A team of Russian explorers has come across what is believed to be an ancient Roman ship that had survived for centuries at the bottom of the Black Sea.

Roman Dunayev, who led the Neptune diving expedition that found the vessel, said the discovery was the first of its kind off the coast of Crimea, which was once under the control of the Roman Empire. The wooden ship was reportedly located at a depth of over 252 feet near the Balaklava region of Sevastopol, a major Black Sea port city.

"We have found an ancient wooden sailing ship with a well-preserved anchor. The anchor suggests that the ship can be preliminarily dated to the Roman period. If it turns true, it is a unique find as it is the first Roman vessel found in Crimea in such an excellent condition," Dunayev told the state-run Tass Russian News Agency.

"The ship has retained its shape due to the unusual conditions at great depths in the Black Sea, with almost no light or oxygen," he added.

Russian President Vladimir Putin looks through a window of a research bathyscaphe while submerging into the waters of the Black Sea during an expedition near Sevastopol, Crimea, on August 18, 2015. Crimea has been under Greek, Roman, Byzantine, Mongol, Ottoman, Russian imperial and Ukrainian rule. Alexei Nikolsky/RIA Novosti/Kremlin/Reuters

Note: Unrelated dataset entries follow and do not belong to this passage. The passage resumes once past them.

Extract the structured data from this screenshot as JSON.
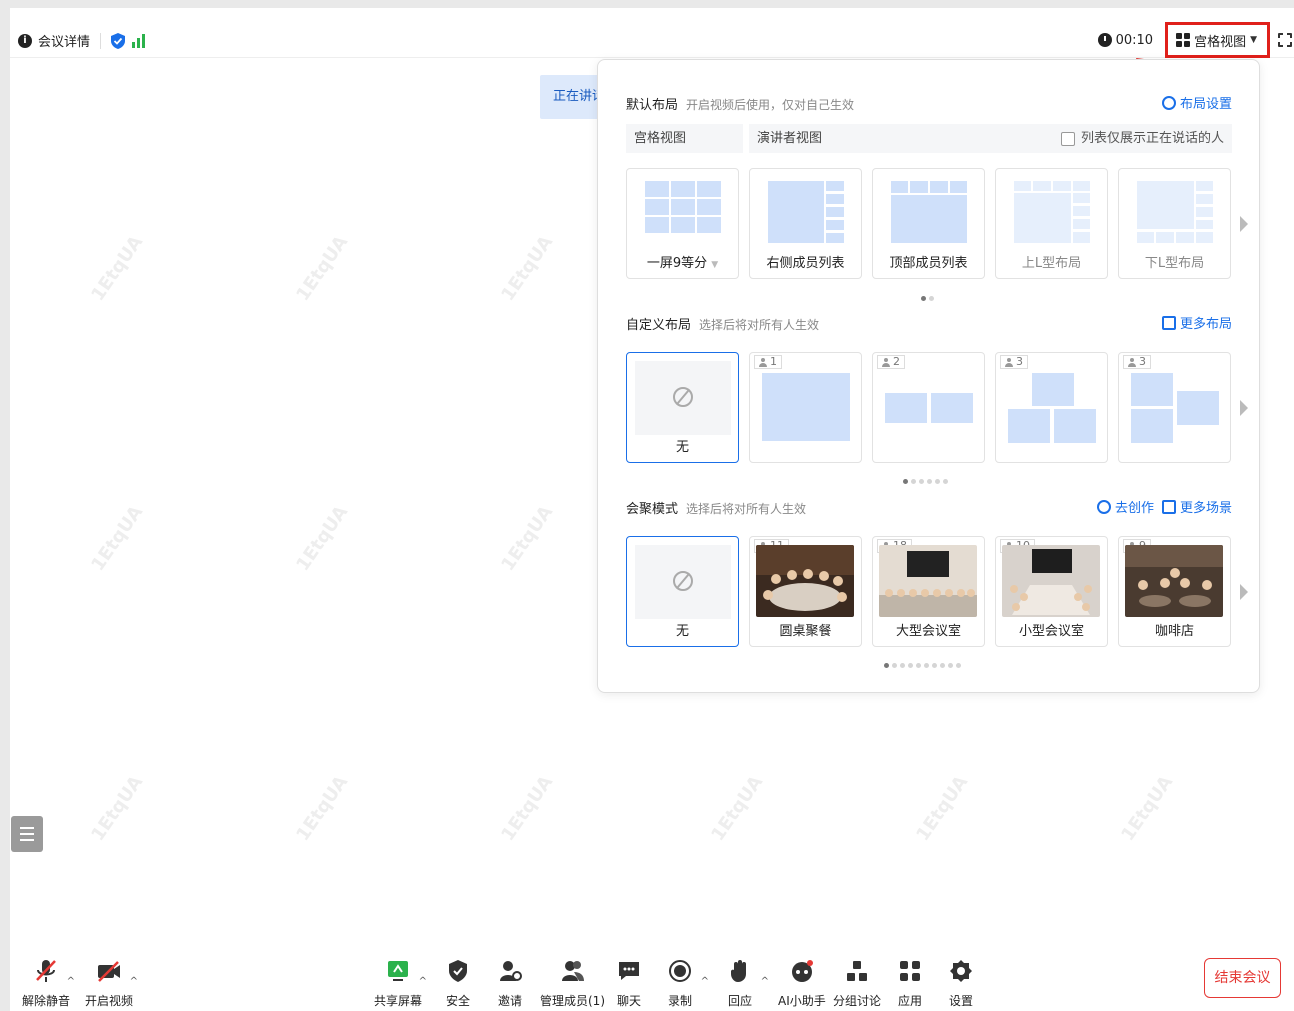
{
  "window": {
    "title": ""
  },
  "topbar": {
    "meeting_details": "会议详情",
    "timer": "00:10",
    "layout_button": "宫格视图"
  },
  "speaking_label": "正在讲话",
  "watermark": "1EtqUA",
  "panel": {
    "default_layout": {
      "title": "默认布局",
      "subtitle": "开启视频后使用，仅对自己生效",
      "settings_link": "布局设置",
      "tabs": [
        "宫格视图",
        "演讲者视图"
      ],
      "only_speaking_checkbox": "列表仅展示正在说话的人",
      "cards": [
        "一屏9等分",
        "右侧成员列表",
        "顶部成员列表",
        "上L型布局",
        "下L型布局"
      ],
      "pages": 2,
      "current_page": 1
    },
    "custom_layout": {
      "title": "自定义布局",
      "subtitle": "选择后将对所有人生效",
      "more_link": "更多布局",
      "cards": [
        {
          "label": "无",
          "count": ""
        },
        {
          "label": "",
          "count": "1"
        },
        {
          "label": "",
          "count": "2"
        },
        {
          "label": "",
          "count": "3"
        },
        {
          "label": "",
          "count": "3"
        }
      ],
      "pages": 6,
      "current_page": 1
    },
    "focus_mode": {
      "title": "会聚模式",
      "subtitle": "选择后将对所有人生效",
      "create_link": "去创作",
      "more_link": "更多场景",
      "cards": [
        {
          "label": "无",
          "count": ""
        },
        {
          "label": "圆桌聚餐",
          "count": "11"
        },
        {
          "label": "大型会议室",
          "count": "18"
        },
        {
          "label": "小型会议室",
          "count": "10"
        },
        {
          "label": "咖啡店",
          "count": "9"
        }
      ],
      "pages": 10,
      "current_page": 1
    }
  },
  "toolbar": {
    "unmute": "解除静音",
    "start_video": "开启视频",
    "share_screen": "共享屏幕",
    "security": "安全",
    "invite": "邀请",
    "manage_members": "管理成员(1)",
    "chat": "聊天",
    "record": "录制",
    "react": "回应",
    "ai_assistant": "AI小助手",
    "breakout": "分组讨论",
    "apps": "应用",
    "settings": "设置",
    "end_meeting": "结束会议"
  },
  "colors": {
    "accent": "#1a6fe8",
    "highlight_red": "#e0201b",
    "end_red": "#e53935",
    "speaking_bg": "#dde9fb",
    "thumb_blue": "#cfe0fa"
  }
}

Dunayev said his researchers would work to determine the approximate date of the ship's sinking. The Neptune expedition is funded via a presidential grant for the wider Crimea: A Crossroads of Civilizations project that launched in May and was set to conclude in October. From antiquity through the modern era, the Crimean Peninsula has been settled and ruled by a number of civilizations, including the Greeks, the Romans, Byzantines, the Mongols and the Ottomans.

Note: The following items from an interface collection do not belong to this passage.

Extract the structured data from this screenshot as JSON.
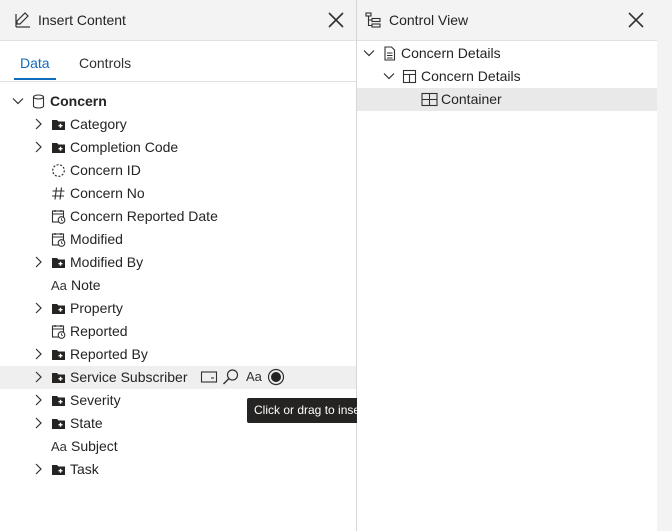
{
  "left_panel": {
    "title": "Insert Content",
    "tabs": [
      {
        "label": "Data",
        "active": true
      },
      {
        "label": "Controls",
        "active": false
      }
    ],
    "tree_root": "Concern",
    "items": [
      {
        "label": "Category",
        "icon": "folder-plus-icon",
        "expandable": true
      },
      {
        "label": "Completion Code",
        "icon": "folder-plus-icon",
        "expandable": true
      },
      {
        "label": "Concern ID",
        "icon": "dashed-circle-icon",
        "expandable": false
      },
      {
        "label": "Concern No",
        "icon": "hash-icon",
        "expandable": false
      },
      {
        "label": "Concern Reported Date",
        "icon": "calendar-clock-icon",
        "expandable": false
      },
      {
        "label": "Modified",
        "icon": "calendar-clock-icon",
        "expandable": false
      },
      {
        "label": "Modified By",
        "icon": "folder-plus-icon",
        "expandable": true
      },
      {
        "label": "Note",
        "icon": "text-aa-icon",
        "expandable": false
      },
      {
        "label": "Property",
        "icon": "folder-plus-icon",
        "expandable": true
      },
      {
        "label": "Reported",
        "icon": "calendar-clock-icon",
        "expandable": false
      },
      {
        "label": "Reported By",
        "icon": "folder-plus-icon",
        "expandable": true
      },
      {
        "label": "Service Subscriber",
        "icon": "folder-plus-icon",
        "expandable": true
      },
      {
        "label": "Severity",
        "icon": "folder-plus-icon",
        "expandable": true
      },
      {
        "label": "State",
        "icon": "folder-plus-icon",
        "expandable": true
      },
      {
        "label": "Subject",
        "icon": "text-aa-icon",
        "expandable": false
      },
      {
        "label": "Task",
        "icon": "folder-plus-icon",
        "expandable": true
      }
    ],
    "hovered_item": "Service Subscriber",
    "inline_action_icons": [
      "card-icon",
      "lookup-icon",
      "text-aa-icon",
      "radio-icon"
    ],
    "inline_text_label": "Aa",
    "tooltip": "Click or drag to insert Lookup"
  },
  "right_panel": {
    "title": "Control View",
    "tree": [
      {
        "label": "Concern Details",
        "icon": "document-icon",
        "level": 0
      },
      {
        "label": "Concern Details",
        "icon": "section-icon",
        "level": 1
      },
      {
        "label": "Container",
        "icon": "container-icon",
        "level": 2,
        "selected": true
      }
    ]
  },
  "colors": {
    "accent": "#0f6cbd",
    "header_bg": "#f3f3f3",
    "hover_bg": "#efefef",
    "tooltip_bg": "#252423"
  }
}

The Romans controlled Crimea from 47 B.C. to around 340 A.D. and potential Roman ruins from the Black Sea were believed to have washed up in February on the shores of Turkey, which was also controlled by the Roman Empire around the same era. In September, an international expedition known as the Black Sea Maritime Project revealed dozens of Roman, Byzantine and Ottoman ships preserved in the waters of the Black Sea's low-oxygen dead zone off the coast of Bulgaria.

Dunayev has also previously been involved in major discoveries off the coast of Crimea. In 2015, his team found a suspected Byzantine-era ship that he said, if verified, could become "one of the biggest known finds to date," according to the Agence France-Presse. The discovery came just over a year after Crimea had switched hands once again in a controversial referendum opposed by Ukraine and the West in 2014.

Russia seized Crimea from the Ottoman Empire in the 18th century and held it for ages until transferring it to the Soviet satellite state of Ukraine in the 1950s. Ukraine retained control of Crimea as an autonomous republic after the collapse of the Soviet Union in the 1990s, but Russia retook the region four years ago in the wake of a political uprising that saw Ukrainians oust a pro-Kremlin leader.

Moscow argued that the unrest threatened Crimea's majority-Russian ethnic population, but U.S.-led Western military alliance NATO and its allies accused Russia of violating Ukraine's sovereignty. The U.S. and its European allies have imposed sanctions against Russia over its continued control of Crimea and the issue has been a major point of divergence for President Donald Trump and Russian President Vladimir Putin.